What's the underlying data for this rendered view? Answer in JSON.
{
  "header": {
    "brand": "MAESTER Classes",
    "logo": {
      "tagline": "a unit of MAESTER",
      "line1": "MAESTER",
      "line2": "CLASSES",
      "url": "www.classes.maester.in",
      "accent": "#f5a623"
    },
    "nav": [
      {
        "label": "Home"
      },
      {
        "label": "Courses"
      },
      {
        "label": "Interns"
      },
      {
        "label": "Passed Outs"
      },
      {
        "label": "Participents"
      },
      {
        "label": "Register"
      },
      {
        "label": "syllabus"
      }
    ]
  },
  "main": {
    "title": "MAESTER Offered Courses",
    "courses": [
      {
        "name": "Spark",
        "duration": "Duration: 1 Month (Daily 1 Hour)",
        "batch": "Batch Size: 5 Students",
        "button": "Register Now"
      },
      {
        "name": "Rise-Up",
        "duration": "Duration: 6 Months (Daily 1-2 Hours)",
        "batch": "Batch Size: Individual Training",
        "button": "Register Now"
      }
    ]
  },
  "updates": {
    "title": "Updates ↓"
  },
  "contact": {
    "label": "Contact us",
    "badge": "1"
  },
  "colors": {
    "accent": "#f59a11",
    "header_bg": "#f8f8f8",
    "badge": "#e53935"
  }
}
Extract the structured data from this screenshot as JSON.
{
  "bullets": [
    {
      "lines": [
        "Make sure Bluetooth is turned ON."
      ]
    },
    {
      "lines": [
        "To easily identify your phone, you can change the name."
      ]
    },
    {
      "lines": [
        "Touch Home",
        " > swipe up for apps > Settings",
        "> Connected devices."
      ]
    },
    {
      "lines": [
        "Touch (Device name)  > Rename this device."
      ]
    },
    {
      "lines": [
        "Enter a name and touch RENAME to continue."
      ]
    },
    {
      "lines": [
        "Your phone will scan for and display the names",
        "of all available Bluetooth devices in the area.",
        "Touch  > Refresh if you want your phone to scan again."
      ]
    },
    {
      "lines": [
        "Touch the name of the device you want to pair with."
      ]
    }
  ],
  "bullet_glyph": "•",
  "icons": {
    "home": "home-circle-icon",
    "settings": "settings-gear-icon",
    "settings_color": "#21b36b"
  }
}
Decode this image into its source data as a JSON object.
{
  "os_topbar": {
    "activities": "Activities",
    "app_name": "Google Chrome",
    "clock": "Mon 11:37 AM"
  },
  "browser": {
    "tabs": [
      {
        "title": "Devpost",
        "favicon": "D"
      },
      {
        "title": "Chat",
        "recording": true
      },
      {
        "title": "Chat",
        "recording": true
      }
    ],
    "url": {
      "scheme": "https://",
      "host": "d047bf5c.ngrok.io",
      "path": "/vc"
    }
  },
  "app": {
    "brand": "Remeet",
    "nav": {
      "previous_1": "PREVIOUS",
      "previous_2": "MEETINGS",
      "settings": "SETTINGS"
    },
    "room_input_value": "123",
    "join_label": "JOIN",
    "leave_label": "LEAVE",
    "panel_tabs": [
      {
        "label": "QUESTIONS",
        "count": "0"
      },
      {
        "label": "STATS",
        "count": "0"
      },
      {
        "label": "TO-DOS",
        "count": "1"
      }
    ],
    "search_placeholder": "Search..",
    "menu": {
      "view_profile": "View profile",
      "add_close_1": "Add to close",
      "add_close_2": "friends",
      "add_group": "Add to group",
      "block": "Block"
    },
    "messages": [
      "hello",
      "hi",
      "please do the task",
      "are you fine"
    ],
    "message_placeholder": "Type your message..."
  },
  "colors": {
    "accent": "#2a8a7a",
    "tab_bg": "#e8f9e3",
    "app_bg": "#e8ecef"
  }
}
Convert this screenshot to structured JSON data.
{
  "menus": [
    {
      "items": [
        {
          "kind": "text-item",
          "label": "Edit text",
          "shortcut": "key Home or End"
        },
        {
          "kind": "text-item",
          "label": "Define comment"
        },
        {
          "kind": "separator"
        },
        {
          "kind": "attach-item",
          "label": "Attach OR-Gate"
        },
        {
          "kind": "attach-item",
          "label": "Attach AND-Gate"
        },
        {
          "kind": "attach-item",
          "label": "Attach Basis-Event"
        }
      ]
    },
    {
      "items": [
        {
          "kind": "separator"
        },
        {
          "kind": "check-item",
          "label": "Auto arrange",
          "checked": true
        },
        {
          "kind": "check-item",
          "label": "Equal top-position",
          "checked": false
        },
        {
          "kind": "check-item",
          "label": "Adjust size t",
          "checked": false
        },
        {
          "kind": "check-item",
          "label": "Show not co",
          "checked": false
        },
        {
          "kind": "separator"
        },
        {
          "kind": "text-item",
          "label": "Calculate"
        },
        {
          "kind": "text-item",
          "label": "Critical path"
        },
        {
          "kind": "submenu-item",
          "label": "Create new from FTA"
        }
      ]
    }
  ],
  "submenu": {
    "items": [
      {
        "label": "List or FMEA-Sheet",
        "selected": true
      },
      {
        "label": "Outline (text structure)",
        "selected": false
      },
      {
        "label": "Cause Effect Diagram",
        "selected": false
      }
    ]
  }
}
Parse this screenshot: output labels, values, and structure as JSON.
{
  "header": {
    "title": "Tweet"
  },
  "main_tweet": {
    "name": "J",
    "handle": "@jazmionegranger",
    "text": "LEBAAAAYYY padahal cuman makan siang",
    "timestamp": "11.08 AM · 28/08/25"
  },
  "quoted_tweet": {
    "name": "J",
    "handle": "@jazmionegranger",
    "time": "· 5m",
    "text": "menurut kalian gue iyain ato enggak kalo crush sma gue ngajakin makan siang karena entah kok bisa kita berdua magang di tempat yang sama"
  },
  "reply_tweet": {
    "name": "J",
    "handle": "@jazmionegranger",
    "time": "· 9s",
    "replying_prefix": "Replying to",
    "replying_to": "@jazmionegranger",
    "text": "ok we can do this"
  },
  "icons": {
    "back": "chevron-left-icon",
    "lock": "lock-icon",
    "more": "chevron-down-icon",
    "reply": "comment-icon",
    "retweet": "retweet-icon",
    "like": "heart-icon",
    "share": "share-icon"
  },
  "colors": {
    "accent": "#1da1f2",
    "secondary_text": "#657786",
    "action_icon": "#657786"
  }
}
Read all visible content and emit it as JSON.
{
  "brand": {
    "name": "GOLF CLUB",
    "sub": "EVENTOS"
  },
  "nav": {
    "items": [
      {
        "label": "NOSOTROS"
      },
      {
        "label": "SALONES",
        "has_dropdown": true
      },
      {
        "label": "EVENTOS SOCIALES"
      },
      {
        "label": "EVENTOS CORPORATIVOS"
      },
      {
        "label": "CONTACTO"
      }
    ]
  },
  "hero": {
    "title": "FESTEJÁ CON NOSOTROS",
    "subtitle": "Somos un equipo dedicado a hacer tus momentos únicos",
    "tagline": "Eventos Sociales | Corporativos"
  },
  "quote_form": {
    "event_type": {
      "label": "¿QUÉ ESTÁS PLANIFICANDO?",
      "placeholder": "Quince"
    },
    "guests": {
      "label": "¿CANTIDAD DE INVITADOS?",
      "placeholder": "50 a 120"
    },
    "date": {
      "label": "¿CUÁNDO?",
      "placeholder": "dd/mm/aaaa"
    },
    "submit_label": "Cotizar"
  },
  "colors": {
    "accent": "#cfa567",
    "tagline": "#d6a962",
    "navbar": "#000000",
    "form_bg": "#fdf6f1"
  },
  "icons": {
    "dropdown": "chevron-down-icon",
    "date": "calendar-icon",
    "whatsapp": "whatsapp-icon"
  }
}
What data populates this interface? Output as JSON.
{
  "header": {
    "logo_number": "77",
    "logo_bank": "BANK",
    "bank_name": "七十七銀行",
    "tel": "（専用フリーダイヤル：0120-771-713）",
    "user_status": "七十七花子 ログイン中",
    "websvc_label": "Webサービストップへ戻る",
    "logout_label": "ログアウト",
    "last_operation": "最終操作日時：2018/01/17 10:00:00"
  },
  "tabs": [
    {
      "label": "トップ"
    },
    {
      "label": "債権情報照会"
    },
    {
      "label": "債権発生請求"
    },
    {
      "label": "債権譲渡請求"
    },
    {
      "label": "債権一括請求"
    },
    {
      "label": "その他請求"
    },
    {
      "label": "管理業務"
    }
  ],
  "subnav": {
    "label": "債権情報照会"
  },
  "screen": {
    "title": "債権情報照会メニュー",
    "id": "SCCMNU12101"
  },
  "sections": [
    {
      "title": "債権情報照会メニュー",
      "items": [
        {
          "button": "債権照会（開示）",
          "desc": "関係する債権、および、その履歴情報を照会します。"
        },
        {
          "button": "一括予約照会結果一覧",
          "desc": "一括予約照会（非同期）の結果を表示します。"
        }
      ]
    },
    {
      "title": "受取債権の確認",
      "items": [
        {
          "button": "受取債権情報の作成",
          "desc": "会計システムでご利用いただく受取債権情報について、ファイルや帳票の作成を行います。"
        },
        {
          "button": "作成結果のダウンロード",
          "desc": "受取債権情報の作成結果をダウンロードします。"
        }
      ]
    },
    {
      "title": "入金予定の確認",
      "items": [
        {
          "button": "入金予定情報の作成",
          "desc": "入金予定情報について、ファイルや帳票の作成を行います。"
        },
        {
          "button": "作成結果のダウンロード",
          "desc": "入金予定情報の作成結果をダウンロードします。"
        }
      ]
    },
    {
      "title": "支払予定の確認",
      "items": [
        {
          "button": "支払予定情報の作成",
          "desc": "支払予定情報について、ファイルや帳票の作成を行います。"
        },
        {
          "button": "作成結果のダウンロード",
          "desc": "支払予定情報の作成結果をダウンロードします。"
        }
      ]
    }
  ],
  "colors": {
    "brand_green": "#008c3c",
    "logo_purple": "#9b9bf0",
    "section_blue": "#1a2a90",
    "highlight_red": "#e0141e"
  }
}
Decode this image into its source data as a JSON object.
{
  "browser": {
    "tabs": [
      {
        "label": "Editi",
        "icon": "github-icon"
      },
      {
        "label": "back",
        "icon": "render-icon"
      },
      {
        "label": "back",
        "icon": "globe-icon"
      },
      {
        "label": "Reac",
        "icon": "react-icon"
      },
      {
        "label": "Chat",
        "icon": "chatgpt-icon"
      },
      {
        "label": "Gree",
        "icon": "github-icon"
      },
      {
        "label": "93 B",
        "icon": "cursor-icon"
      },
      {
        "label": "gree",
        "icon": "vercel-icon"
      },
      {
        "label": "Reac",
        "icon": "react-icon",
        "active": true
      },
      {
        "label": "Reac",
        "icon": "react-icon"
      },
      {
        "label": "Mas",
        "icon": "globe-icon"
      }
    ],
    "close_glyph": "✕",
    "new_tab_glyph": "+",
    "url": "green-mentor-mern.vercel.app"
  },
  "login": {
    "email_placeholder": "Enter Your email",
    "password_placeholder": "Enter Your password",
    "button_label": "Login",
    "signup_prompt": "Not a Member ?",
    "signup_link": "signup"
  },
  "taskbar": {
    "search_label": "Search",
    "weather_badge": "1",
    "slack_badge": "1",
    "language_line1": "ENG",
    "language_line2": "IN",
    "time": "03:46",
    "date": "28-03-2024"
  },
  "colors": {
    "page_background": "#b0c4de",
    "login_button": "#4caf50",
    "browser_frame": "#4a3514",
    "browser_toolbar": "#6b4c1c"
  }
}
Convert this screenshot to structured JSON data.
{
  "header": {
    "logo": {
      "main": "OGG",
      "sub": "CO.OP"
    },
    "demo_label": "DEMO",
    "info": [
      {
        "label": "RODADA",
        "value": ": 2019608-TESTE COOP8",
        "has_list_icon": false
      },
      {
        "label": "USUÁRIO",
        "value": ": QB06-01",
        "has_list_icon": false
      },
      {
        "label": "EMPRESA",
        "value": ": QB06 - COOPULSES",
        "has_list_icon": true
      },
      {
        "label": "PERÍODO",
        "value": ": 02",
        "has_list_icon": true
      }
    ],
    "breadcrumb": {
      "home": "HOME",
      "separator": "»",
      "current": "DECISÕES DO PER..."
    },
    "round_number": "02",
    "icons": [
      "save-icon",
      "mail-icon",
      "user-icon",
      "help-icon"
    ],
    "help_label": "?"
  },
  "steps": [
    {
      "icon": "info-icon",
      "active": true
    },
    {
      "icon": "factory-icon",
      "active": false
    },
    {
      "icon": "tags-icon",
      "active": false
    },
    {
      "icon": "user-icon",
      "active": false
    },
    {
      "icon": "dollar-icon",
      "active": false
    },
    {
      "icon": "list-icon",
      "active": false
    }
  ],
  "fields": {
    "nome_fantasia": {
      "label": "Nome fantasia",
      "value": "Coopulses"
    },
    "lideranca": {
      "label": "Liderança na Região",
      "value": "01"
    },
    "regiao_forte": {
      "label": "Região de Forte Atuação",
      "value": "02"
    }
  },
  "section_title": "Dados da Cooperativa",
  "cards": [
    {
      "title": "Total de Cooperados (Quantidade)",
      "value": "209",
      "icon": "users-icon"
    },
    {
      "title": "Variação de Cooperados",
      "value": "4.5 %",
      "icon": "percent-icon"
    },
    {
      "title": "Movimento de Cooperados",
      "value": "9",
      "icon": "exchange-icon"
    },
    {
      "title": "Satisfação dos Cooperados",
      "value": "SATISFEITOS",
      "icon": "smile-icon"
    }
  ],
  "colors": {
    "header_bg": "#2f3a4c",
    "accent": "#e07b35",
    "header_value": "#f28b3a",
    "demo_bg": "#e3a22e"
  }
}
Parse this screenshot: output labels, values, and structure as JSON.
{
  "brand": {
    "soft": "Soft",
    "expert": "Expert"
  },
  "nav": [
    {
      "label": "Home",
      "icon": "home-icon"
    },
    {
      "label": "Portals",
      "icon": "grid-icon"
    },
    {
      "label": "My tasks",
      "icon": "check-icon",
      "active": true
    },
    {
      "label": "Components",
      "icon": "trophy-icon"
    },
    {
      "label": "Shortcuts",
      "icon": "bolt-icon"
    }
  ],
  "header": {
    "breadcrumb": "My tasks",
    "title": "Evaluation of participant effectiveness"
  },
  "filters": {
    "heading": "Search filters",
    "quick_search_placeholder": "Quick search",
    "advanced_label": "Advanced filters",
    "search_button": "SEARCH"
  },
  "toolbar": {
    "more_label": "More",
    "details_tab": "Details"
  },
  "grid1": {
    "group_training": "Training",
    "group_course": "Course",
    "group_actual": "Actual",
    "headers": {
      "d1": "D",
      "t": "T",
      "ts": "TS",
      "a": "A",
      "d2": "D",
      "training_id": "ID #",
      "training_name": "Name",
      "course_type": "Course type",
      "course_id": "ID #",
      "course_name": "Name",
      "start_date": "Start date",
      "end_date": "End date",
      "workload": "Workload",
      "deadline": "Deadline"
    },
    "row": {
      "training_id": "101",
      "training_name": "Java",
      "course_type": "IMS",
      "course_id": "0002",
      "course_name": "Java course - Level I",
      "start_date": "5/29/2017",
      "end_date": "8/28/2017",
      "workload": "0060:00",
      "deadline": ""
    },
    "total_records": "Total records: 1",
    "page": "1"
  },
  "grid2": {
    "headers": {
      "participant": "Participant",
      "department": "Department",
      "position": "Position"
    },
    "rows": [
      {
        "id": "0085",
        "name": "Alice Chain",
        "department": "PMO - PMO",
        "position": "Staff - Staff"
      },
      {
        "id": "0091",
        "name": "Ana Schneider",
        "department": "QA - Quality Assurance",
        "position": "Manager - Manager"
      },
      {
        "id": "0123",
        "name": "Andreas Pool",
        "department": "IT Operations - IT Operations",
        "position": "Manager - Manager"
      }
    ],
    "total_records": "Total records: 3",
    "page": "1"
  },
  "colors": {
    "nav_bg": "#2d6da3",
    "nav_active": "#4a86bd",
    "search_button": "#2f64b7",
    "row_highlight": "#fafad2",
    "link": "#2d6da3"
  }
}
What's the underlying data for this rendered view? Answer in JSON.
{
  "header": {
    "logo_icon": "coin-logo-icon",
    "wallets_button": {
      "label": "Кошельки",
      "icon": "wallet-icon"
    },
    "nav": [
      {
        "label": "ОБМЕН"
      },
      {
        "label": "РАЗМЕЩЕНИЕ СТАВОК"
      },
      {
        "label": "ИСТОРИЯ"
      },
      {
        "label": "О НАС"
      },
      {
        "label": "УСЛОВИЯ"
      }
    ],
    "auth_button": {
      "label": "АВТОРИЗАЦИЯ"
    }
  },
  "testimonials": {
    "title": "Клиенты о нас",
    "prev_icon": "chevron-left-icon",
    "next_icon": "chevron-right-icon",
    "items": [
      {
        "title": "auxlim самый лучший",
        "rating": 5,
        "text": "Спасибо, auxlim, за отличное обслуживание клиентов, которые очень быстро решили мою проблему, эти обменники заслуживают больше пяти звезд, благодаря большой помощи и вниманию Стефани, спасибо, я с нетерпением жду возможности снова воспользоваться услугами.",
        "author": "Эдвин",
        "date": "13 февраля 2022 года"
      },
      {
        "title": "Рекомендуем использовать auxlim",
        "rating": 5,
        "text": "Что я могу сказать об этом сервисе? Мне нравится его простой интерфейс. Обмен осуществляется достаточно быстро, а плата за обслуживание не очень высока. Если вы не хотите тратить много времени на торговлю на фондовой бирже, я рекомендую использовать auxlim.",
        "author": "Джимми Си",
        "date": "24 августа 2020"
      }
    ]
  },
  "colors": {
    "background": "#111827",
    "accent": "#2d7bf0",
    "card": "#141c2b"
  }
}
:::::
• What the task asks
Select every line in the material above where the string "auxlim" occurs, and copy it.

• Task result
        "title": "auxlim самый лучший",
        "text": "Спасибо, auxlim, за отличное обслуживание клиентов, которые очень быстро решили мою проблему, эти обменники заслуживают больше пяти звезд, благодаря большой помощи и вниманию Стефани, спасибо, я с нетерпением жду возможности снова воспользоваться услугами.",
        "title": "Рекомендуем использовать auxlim",
        "text": "Что я могу сказать об этом сервисе? Мне нравится его простой интерфейс. Обмен осуществляется достаточно быстро, а плата за обслуживание не очень высока. Если вы не хотите тратить много времени на торговлю на фондовой бирже, я рекомендую использовать auxlim.",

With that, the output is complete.